### Data for this task

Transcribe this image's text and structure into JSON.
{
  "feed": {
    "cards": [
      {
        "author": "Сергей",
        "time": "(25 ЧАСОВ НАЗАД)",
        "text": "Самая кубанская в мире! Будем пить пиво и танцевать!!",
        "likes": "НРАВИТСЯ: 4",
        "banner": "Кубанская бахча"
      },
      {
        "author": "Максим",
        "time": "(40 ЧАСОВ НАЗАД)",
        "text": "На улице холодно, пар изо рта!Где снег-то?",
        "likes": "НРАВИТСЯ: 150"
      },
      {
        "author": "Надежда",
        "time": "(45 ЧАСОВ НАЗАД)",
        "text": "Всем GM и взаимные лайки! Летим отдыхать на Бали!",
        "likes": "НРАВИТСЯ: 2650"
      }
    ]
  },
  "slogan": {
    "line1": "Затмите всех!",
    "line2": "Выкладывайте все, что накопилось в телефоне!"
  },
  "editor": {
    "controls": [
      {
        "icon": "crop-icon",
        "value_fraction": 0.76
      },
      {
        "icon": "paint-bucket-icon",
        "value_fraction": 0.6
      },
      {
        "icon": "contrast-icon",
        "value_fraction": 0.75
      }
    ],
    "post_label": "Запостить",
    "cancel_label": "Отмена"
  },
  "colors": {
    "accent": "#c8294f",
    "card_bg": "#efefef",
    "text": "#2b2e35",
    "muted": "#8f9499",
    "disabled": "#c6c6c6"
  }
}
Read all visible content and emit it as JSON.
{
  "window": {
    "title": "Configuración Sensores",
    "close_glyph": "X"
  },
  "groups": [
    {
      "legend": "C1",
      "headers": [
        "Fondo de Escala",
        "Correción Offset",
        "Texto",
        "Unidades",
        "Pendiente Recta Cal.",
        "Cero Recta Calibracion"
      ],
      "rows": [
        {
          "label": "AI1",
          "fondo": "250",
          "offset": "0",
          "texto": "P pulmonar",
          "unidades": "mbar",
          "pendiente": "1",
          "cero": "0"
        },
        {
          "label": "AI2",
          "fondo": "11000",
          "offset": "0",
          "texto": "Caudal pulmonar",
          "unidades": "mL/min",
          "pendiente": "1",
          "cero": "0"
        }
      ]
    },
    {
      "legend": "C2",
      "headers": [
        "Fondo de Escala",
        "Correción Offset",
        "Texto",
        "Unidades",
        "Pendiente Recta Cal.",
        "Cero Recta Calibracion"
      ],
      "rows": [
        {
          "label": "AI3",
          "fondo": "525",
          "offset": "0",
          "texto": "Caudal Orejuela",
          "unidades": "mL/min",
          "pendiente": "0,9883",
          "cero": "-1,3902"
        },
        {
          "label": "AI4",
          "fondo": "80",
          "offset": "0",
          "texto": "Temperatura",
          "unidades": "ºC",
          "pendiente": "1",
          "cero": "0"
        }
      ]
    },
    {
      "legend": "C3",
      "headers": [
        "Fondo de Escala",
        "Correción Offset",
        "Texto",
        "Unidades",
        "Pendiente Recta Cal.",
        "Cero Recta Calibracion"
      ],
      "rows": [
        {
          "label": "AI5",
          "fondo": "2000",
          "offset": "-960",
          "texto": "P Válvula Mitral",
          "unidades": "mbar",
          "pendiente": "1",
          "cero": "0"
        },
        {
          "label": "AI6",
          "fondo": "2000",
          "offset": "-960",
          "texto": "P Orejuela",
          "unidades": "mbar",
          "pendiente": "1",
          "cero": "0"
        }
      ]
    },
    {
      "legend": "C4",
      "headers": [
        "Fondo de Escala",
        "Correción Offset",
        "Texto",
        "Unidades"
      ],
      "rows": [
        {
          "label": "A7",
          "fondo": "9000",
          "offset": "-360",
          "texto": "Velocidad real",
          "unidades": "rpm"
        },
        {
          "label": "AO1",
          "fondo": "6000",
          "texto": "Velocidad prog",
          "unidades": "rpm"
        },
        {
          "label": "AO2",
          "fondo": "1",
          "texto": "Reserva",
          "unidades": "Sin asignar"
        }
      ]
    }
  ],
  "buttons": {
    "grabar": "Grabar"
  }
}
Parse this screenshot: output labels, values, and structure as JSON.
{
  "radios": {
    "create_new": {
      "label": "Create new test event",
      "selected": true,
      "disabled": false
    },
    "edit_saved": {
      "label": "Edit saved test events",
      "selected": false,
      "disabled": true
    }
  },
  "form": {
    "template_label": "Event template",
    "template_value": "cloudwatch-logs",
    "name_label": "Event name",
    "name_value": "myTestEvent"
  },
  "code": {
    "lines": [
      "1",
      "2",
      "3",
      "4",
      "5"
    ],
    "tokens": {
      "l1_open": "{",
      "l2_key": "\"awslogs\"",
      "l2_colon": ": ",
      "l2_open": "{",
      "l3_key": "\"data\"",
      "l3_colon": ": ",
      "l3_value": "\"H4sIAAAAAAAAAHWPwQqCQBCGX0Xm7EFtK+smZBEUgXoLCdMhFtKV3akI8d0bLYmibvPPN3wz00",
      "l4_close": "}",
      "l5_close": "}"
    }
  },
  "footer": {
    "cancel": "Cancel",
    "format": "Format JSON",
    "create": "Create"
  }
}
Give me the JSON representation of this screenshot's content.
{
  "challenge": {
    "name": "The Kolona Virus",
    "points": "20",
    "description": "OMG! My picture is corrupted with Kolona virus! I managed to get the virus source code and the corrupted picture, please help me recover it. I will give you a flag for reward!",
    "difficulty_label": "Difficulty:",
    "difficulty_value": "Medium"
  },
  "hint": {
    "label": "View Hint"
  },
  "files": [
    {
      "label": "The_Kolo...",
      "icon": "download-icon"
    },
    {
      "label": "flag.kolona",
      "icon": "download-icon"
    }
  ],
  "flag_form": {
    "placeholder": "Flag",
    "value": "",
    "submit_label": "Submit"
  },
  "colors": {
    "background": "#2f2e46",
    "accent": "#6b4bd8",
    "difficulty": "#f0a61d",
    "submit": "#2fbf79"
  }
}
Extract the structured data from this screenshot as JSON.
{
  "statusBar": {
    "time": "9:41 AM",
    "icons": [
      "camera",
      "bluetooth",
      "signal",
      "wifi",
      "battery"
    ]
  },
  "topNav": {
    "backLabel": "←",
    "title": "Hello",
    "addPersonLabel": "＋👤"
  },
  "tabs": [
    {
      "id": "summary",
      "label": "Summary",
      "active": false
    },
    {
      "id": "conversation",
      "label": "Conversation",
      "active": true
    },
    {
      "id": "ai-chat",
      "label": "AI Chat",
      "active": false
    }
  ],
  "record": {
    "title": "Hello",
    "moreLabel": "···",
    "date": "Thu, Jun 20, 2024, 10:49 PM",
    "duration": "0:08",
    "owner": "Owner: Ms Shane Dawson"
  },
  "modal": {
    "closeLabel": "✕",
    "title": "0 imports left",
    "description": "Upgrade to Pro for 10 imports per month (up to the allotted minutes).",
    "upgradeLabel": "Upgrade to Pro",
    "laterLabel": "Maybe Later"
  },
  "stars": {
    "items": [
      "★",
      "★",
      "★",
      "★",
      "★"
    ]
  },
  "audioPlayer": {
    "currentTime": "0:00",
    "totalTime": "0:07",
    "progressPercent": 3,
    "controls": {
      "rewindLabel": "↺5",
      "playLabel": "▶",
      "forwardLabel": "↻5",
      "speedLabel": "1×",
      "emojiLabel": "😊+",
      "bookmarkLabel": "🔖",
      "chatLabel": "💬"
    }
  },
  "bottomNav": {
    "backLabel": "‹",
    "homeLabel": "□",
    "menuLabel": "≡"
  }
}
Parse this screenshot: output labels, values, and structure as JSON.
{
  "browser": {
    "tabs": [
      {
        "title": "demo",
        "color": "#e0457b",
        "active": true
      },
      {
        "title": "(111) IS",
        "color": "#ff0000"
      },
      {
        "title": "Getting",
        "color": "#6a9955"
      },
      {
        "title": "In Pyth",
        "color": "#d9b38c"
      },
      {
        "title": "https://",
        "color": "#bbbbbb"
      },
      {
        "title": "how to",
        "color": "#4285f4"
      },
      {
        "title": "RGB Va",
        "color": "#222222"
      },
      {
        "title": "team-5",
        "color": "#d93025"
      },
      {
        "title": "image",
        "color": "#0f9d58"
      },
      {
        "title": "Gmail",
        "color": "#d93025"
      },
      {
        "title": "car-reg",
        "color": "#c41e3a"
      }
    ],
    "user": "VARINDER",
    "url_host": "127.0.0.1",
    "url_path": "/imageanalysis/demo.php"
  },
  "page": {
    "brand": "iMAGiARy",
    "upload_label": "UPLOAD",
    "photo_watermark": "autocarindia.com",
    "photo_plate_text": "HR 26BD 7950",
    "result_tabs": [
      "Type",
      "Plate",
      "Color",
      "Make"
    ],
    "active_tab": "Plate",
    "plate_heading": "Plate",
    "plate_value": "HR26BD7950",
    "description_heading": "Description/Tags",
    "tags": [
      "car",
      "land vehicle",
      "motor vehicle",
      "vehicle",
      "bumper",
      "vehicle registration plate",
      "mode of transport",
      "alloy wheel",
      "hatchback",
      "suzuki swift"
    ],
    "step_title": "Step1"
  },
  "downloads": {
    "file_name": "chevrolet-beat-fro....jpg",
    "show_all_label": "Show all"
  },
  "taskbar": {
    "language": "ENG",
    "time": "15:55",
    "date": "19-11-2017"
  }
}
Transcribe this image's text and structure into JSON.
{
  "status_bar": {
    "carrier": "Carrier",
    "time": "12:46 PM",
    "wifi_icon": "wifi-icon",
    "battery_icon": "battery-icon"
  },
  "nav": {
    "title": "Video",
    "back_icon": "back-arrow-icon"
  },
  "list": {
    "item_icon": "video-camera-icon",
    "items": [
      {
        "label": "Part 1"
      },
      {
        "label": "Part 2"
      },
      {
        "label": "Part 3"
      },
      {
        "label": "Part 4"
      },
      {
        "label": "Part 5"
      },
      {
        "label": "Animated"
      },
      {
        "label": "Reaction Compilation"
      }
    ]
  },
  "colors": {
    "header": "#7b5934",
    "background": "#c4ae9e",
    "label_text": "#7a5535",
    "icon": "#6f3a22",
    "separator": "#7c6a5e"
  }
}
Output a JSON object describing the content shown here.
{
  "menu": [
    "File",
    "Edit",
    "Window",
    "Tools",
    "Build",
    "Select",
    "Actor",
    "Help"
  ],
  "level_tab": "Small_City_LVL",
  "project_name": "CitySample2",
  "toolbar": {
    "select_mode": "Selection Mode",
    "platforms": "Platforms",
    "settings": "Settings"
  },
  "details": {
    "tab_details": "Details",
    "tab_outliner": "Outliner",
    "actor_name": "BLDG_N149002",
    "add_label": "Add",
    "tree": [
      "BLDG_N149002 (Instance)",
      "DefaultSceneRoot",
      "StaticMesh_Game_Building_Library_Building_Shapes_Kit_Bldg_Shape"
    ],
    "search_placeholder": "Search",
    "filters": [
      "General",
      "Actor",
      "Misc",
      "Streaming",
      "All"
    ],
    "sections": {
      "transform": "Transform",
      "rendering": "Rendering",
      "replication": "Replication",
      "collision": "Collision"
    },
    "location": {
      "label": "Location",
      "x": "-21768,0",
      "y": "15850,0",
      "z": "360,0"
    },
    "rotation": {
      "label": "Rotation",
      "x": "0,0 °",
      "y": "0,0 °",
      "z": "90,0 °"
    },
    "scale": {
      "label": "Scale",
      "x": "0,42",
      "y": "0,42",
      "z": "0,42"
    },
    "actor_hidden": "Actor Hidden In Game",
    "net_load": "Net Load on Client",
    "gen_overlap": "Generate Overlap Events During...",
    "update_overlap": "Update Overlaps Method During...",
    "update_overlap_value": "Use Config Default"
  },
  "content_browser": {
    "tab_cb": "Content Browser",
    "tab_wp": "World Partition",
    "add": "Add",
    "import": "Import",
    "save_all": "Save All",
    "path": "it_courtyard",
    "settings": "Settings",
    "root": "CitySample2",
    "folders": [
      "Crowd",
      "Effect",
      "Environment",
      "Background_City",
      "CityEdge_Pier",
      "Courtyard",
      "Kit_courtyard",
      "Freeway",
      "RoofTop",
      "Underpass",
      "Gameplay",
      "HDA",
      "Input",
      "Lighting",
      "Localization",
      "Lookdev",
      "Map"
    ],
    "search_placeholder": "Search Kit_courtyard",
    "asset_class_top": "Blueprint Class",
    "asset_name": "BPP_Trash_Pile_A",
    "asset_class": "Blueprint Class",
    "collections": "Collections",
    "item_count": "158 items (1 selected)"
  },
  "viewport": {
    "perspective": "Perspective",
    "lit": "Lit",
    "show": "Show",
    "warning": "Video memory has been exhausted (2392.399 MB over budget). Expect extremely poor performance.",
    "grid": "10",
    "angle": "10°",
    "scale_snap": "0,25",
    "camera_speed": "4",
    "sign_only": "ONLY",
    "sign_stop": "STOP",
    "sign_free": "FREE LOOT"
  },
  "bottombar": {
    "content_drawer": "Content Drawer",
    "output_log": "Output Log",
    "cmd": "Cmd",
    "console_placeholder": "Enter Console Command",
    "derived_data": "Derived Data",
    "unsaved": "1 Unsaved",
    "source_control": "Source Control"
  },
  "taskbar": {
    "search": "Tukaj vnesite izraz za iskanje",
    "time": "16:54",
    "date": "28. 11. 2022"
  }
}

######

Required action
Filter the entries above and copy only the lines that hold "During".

Exercise response
    "gen_overlap": "Generate Overlap Events During...",
    "update_overlap": "Update Overlaps Method During...",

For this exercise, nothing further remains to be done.